McTaggart's career at amateur, Commonwealth and European level is staggering.

He won 610 of 634 amateur bouts and is a five time Amateur Boxing Association champion at both lightweight and light-welterweight.

In recognition of his Olympic victory, he was awarded the MBE and inducted into the Scottish Sports Hall of Fame in 2002.

In 2010, Abertay University awarded one of Dundee's most remarkable sons an Honorary Doctorate of Arts.

Dick McTaggart retired from the ring in 1965. He now lives in Troon and maintains his involvement in the sport which made him famous.

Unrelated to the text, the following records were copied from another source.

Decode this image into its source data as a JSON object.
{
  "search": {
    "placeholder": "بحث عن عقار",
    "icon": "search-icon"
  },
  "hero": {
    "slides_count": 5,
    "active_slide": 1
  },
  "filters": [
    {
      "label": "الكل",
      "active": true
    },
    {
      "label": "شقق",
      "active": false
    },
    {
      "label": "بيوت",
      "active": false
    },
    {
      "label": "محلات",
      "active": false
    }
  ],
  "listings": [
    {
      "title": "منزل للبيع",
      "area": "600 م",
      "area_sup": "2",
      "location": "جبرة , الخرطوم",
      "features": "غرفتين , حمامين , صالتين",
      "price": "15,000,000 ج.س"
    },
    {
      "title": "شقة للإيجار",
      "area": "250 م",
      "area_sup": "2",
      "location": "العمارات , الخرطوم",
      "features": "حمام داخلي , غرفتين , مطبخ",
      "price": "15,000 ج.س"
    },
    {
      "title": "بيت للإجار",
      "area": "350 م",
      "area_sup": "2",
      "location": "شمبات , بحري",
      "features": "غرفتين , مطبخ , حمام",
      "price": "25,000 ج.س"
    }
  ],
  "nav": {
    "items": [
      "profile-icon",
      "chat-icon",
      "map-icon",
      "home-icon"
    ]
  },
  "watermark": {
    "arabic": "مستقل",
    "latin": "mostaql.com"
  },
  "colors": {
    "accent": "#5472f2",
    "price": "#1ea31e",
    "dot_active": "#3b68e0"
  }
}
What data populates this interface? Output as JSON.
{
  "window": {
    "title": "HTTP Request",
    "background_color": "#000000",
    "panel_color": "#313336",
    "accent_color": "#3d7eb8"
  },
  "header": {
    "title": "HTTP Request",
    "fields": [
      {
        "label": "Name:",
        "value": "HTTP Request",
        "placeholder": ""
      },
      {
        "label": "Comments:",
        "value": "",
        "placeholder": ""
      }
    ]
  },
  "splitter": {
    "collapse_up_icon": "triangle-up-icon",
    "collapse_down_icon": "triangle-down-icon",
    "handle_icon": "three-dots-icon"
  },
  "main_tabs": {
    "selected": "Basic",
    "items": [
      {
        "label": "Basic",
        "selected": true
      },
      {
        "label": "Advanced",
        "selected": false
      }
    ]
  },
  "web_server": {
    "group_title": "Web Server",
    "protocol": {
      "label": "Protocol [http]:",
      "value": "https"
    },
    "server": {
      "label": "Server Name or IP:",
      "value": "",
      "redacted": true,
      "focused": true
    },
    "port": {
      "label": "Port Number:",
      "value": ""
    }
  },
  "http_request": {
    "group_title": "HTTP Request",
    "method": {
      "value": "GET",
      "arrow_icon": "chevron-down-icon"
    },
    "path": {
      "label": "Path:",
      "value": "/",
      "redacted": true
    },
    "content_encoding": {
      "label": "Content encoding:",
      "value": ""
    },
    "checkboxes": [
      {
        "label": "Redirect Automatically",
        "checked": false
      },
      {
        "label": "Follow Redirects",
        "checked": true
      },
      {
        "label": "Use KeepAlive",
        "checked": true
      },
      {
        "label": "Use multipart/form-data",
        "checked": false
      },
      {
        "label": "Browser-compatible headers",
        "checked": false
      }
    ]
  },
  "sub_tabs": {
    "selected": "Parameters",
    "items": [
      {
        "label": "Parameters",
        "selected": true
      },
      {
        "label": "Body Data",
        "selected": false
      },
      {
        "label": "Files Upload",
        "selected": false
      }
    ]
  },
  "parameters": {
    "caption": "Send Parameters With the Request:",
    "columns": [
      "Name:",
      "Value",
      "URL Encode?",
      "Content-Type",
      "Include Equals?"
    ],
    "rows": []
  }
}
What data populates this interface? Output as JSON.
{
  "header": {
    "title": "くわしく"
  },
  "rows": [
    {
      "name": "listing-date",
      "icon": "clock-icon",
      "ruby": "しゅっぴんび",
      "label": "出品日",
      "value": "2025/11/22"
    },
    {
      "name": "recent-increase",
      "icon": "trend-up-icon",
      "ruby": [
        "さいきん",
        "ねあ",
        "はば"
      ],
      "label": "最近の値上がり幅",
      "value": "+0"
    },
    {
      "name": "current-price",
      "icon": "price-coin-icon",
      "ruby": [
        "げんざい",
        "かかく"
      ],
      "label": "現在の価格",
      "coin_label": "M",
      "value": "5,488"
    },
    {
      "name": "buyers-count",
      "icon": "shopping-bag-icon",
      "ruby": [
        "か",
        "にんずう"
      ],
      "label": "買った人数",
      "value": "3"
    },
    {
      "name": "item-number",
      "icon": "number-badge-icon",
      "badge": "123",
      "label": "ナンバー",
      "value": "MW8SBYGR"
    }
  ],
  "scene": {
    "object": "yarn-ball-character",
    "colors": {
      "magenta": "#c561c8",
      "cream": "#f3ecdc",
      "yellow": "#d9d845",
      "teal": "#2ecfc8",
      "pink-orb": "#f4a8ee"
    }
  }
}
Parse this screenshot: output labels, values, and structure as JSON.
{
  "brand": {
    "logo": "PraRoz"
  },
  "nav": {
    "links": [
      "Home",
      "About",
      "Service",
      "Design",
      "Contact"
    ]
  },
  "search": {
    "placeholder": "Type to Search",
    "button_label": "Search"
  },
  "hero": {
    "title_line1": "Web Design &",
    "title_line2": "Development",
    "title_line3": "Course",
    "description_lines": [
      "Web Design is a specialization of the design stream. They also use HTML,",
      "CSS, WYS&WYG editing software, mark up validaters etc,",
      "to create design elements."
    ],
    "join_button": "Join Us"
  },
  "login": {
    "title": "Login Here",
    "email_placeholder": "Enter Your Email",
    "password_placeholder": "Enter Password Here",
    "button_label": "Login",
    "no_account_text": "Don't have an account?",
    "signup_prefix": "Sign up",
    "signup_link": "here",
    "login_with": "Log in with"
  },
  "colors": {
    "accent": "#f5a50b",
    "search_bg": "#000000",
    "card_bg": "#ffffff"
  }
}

Lee McGregor (born 24 December 1996) from Scotland has held the Commonwealth bantamweight title since 2018 and the British bantamweight title since November 2019.

Professional Career
McGregor made his professional debut on 11 November 2017 against Stefan Sashev at the Royal Highland Centre in Edinburgh, Scotland, winning via first-round technical knockout.

On 23 June 2018, he defeated Goodluck Mrema at The SSE Hydro in Glasgow via second round TKO to capture the vacant IBF Youth bantamweight title.

His next fight came on 13 October 2018, against former Olympian Thomas Essomba at the York Hall, London, for the vacant Commonwealth bantamweight title. McGregor captured the title with a twelfth round knockout in only his fifth professional bout. Two fights later, he made the first defence of his Commonwealth title on 22 June 2019 against Scott Allan at the Emirates Arena, Glasgow. McGregor successfully defended his title via eighth round TKO.

On 16 November 2019, he beat Ukashir Farooq, retaining his Commonwealth bantamweight title and capturing Farooq's British title at the Emirates Arena, Glasgow, by controversial split decision.